This was a big one! This week was all about identifying any blockers we might have standing in our way, and recognising and dealing with our inner critic.
Our inner critic is that sneaky voice that undermines us and makes us doubt ourselves, and we were encouraged to write down the negative thoughts that come up and then to tackle them with logic.
This exercise highlighted how much of that voice is supposition; when I started to really analyse my worries, they weren’t based in fact, and could be worked on quite easily. The main culprit was lack of confidence.
Helen has a great way of reframing those pesky blockers though, which completely tips them on their head and feels way more positive. Instead of looking at everything that could go wrong, it made me excited to think of what could happen if actually everything went right.
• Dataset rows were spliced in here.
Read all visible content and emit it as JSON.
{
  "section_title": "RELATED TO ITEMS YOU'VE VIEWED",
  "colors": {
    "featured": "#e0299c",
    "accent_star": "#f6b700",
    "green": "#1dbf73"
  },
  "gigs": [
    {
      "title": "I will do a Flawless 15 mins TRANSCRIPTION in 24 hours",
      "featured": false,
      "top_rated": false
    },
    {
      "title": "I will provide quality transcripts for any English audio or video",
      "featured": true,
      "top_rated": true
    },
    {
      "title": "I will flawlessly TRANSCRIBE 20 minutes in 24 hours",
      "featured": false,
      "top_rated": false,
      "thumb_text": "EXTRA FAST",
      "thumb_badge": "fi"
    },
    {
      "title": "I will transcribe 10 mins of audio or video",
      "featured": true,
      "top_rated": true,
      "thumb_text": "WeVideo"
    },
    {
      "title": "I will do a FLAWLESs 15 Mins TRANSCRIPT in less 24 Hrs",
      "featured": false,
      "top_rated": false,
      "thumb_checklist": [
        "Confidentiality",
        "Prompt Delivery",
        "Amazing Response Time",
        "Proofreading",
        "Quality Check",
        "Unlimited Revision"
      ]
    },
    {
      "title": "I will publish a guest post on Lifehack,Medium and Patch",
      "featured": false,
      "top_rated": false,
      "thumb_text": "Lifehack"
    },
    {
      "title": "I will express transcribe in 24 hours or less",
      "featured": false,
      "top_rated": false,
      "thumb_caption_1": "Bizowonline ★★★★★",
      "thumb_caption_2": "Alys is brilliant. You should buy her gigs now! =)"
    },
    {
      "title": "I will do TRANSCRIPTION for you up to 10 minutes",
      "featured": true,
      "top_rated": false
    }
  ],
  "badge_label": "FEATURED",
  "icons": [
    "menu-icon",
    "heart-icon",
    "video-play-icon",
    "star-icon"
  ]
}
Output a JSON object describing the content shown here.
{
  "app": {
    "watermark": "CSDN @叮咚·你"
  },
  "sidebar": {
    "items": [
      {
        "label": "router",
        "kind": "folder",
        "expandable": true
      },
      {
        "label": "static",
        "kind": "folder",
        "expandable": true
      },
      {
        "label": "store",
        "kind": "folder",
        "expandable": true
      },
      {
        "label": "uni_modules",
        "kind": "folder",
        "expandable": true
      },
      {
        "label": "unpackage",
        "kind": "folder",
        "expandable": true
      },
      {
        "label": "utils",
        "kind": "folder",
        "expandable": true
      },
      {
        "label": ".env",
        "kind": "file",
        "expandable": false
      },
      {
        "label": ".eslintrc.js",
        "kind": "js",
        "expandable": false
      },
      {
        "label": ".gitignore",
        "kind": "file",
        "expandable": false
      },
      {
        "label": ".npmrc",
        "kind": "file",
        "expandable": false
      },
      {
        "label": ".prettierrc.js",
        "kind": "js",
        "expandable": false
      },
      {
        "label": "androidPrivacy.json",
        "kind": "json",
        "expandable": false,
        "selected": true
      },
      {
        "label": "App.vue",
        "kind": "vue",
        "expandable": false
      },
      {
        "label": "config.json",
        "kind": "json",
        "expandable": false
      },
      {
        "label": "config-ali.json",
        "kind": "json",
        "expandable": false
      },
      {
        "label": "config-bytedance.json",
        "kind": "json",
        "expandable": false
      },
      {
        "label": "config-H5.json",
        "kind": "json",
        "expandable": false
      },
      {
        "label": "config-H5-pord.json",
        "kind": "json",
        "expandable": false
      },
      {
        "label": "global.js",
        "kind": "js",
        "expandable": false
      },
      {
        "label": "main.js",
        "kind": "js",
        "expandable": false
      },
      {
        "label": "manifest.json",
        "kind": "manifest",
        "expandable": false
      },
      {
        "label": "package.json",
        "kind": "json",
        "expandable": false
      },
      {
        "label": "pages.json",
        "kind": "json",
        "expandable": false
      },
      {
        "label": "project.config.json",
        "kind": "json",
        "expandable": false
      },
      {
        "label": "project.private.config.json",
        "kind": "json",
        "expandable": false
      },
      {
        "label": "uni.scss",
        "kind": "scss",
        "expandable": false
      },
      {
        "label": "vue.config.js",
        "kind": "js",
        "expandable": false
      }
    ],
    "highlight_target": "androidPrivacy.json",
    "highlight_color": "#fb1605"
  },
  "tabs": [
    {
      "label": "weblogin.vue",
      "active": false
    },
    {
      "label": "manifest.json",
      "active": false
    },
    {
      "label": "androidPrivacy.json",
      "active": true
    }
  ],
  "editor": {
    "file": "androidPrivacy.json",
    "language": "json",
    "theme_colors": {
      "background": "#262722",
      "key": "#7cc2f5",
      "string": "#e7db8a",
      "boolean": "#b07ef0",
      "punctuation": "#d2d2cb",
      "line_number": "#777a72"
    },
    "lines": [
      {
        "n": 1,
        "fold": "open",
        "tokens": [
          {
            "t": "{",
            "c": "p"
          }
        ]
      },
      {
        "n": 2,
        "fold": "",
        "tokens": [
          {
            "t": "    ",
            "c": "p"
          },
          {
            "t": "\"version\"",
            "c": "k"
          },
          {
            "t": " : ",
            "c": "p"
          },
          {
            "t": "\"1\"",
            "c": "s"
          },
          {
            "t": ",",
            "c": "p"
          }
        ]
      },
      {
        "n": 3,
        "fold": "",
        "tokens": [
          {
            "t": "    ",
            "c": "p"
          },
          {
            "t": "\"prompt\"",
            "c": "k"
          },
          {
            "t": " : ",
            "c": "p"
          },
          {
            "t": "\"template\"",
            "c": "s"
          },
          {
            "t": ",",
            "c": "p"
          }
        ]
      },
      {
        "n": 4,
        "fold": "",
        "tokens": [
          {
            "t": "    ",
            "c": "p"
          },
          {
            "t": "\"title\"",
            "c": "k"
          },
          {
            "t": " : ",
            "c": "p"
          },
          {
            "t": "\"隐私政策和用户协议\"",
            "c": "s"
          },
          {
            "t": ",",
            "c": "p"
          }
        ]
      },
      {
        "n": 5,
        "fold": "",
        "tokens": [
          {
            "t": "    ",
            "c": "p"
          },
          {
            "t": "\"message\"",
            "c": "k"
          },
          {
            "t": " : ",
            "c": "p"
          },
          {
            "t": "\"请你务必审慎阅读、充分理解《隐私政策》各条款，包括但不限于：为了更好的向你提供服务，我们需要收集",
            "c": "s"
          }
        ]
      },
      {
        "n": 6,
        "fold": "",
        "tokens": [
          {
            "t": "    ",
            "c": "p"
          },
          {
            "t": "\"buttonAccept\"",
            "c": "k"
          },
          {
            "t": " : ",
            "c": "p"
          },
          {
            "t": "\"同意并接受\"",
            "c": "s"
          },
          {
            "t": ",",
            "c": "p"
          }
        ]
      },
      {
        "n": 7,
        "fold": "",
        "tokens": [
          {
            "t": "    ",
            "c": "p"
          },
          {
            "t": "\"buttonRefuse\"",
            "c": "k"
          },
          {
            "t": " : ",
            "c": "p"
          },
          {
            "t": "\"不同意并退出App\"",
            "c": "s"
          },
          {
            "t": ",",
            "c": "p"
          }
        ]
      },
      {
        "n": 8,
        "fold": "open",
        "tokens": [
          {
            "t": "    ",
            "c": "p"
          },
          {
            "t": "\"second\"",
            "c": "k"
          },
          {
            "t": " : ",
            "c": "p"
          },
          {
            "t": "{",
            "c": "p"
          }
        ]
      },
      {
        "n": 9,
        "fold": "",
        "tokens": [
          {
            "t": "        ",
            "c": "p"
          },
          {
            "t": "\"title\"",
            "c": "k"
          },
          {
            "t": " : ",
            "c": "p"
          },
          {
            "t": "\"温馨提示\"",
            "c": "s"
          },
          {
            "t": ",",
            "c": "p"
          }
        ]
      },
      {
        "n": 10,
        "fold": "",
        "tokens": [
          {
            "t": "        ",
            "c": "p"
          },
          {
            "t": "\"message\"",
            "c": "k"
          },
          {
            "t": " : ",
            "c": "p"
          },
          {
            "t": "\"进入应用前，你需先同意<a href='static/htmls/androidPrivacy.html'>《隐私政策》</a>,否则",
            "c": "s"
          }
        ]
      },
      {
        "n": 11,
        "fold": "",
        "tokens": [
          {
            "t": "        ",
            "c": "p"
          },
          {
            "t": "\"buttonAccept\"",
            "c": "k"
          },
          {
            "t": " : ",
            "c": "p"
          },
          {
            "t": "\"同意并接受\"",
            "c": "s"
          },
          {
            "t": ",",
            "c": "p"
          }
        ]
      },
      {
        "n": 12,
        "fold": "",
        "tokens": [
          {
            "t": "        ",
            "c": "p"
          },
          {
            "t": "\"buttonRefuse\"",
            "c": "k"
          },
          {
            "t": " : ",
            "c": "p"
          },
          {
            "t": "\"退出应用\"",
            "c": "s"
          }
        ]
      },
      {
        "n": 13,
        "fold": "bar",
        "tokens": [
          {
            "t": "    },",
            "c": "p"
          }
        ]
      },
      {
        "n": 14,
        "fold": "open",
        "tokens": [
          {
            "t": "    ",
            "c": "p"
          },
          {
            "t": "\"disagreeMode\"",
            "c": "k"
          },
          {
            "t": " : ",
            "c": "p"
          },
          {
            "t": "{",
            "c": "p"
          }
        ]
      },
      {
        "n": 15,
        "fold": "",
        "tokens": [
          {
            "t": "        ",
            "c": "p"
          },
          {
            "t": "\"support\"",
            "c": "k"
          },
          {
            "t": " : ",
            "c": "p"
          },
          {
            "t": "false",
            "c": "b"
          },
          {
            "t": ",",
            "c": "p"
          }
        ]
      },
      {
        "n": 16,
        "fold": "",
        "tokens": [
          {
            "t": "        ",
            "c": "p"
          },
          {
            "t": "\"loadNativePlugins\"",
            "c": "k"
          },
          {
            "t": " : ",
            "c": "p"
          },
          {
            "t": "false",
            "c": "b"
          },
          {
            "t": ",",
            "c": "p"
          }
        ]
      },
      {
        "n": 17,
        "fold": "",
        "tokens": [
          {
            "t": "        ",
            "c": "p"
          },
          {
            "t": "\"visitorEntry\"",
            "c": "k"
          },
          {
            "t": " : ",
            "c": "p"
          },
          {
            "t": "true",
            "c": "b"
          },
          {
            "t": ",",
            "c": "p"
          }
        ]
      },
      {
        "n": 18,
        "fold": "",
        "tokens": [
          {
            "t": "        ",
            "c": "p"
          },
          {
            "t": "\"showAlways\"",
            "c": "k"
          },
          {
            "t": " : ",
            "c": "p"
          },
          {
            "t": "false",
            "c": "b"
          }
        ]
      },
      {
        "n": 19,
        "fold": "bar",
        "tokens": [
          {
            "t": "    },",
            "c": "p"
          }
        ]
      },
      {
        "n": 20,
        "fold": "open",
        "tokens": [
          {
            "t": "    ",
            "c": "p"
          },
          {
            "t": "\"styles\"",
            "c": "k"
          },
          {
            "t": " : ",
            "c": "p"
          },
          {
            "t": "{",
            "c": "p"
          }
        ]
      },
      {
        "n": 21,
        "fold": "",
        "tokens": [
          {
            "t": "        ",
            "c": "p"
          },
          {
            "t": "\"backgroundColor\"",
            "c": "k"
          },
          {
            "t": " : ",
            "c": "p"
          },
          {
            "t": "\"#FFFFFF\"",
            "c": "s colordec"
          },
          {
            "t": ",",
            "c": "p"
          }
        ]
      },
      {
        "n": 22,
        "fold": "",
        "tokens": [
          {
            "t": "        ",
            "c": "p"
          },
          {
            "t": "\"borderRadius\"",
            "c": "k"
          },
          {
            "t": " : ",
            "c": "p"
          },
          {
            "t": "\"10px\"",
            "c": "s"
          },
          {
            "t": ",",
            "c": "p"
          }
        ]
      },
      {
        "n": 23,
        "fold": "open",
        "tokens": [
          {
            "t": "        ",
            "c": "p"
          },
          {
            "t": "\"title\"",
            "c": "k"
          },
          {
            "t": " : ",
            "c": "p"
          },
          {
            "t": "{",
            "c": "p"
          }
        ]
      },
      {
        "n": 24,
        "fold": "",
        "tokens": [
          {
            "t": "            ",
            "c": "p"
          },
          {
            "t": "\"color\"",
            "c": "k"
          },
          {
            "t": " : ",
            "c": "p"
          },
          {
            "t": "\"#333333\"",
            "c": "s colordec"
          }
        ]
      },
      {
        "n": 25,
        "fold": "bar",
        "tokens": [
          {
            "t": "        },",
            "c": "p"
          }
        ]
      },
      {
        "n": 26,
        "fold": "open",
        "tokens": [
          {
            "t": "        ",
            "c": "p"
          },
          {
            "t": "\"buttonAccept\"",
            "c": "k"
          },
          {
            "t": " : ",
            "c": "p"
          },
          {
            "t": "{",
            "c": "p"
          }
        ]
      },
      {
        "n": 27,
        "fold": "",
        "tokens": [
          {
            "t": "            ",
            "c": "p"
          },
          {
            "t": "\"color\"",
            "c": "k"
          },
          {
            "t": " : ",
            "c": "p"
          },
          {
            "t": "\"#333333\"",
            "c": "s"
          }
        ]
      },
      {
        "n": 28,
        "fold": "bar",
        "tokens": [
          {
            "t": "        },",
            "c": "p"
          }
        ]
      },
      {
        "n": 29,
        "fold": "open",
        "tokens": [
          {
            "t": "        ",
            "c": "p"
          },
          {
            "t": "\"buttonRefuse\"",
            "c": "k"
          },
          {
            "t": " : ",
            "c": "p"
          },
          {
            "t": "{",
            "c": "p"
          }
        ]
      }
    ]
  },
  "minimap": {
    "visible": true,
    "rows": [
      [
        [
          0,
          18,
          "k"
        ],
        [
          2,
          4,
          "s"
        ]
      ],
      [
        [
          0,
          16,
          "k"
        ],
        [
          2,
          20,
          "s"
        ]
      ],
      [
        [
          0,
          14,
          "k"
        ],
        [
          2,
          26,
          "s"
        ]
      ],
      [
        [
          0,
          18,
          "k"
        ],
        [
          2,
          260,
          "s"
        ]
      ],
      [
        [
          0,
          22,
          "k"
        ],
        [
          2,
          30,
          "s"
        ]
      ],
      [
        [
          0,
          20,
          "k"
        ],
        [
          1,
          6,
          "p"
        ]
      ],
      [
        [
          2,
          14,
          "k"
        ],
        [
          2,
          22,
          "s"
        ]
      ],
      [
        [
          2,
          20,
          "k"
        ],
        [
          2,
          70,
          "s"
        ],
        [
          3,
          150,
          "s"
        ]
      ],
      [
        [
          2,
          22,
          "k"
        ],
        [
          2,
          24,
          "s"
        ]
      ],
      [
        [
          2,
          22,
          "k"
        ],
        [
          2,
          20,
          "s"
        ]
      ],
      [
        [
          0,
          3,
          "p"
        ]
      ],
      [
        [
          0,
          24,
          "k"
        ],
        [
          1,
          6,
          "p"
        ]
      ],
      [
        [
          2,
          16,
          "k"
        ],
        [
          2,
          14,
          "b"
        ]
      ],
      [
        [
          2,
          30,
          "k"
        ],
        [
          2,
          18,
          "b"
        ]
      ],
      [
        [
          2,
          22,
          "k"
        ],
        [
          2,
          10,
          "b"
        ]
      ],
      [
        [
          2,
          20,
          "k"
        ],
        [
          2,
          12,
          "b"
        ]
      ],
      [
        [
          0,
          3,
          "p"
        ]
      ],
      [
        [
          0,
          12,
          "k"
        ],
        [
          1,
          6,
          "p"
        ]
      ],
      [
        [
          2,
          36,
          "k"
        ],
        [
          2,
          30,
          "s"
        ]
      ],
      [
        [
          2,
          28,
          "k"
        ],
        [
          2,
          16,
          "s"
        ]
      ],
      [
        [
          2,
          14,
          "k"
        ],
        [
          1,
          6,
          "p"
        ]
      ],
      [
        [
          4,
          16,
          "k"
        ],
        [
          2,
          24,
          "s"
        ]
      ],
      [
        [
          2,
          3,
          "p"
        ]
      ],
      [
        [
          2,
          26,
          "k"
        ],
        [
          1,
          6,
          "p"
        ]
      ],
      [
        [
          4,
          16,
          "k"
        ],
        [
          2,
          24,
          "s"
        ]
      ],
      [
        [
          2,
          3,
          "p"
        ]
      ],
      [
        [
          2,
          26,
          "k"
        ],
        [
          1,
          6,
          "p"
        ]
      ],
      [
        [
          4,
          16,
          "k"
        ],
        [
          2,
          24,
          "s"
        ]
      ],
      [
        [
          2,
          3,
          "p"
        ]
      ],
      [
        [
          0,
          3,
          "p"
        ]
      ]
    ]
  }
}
We also developed personal positive affirmations to use to counteract those negative thoughts.
As Helen pointed out, we actually use affirmations all the time, whether we do so consciously or not, when we talk to ourselves. It makes sense that switching that self-talk to something positive creates a much healthier environment which helps us to flourish.
I think this is going to take a bit of practice, but I’m actually quite happy to have identified what my blockers are and to know I can work around them.
This week was all about tackling our fear. Whenever we are planning a big change, fear can start to creep in. What if it doesn’t work out? What if I fail? These are definitely voices that have disrupted my thoughts and plans at times.
There’s no doubt that fear has the power to take away our power and stop us in our tracks. This week we looked at some practical ways we can deal with fear so we can focus our energy on moving forwards.
I think I am ok at moving past fear but there were some techniques that were really useful to discover, and it was also interesting to think about tackling fear more strategically.
We looked at what we can control, but I was also really taken by the idea of using visualisation to conquer fear. I hadn’t considered that before but as I’m very visually-orientated I think that will work well for me.
I really liked this week’s challenge too. I don’t want to spoil it for those who’d like to make their own Game Change, but suffice to say it encouraged me to get over my doubts and take action in a decisive way. This led me to have a conversation I’d been dithering over for ages, and it turned out to be a very worthwhile and productive one, so I’m very grateful to have had that push to get going with it.
At the end of this section of the course, having covered expectations of motherhood, self-talk and our inner-critic, looked at our blockers and learnt how to overcome fear, I’m feeling much more together.
I’ve kept up the self-care promises I made myself, I’ve become better at saying yes to things that nourish me (and actually realising what they are!) and no to being over-stretched. I’ve realised my main blockers are actually in my own mind, and not in reality, which makes them far easier to deal with, and I’ve found a way to work around fears and take action, as well as realising why this behaviour is what will help me continue to grow and develop where fear can only hold me back.
As we head into the Re-energise section of the programme, my prevailing thought is BRING IT ON!
For more details on the Game Changers programme that Rachel is completing visit our Courses page – you’ll also find a FREE seven day challenge to get you started.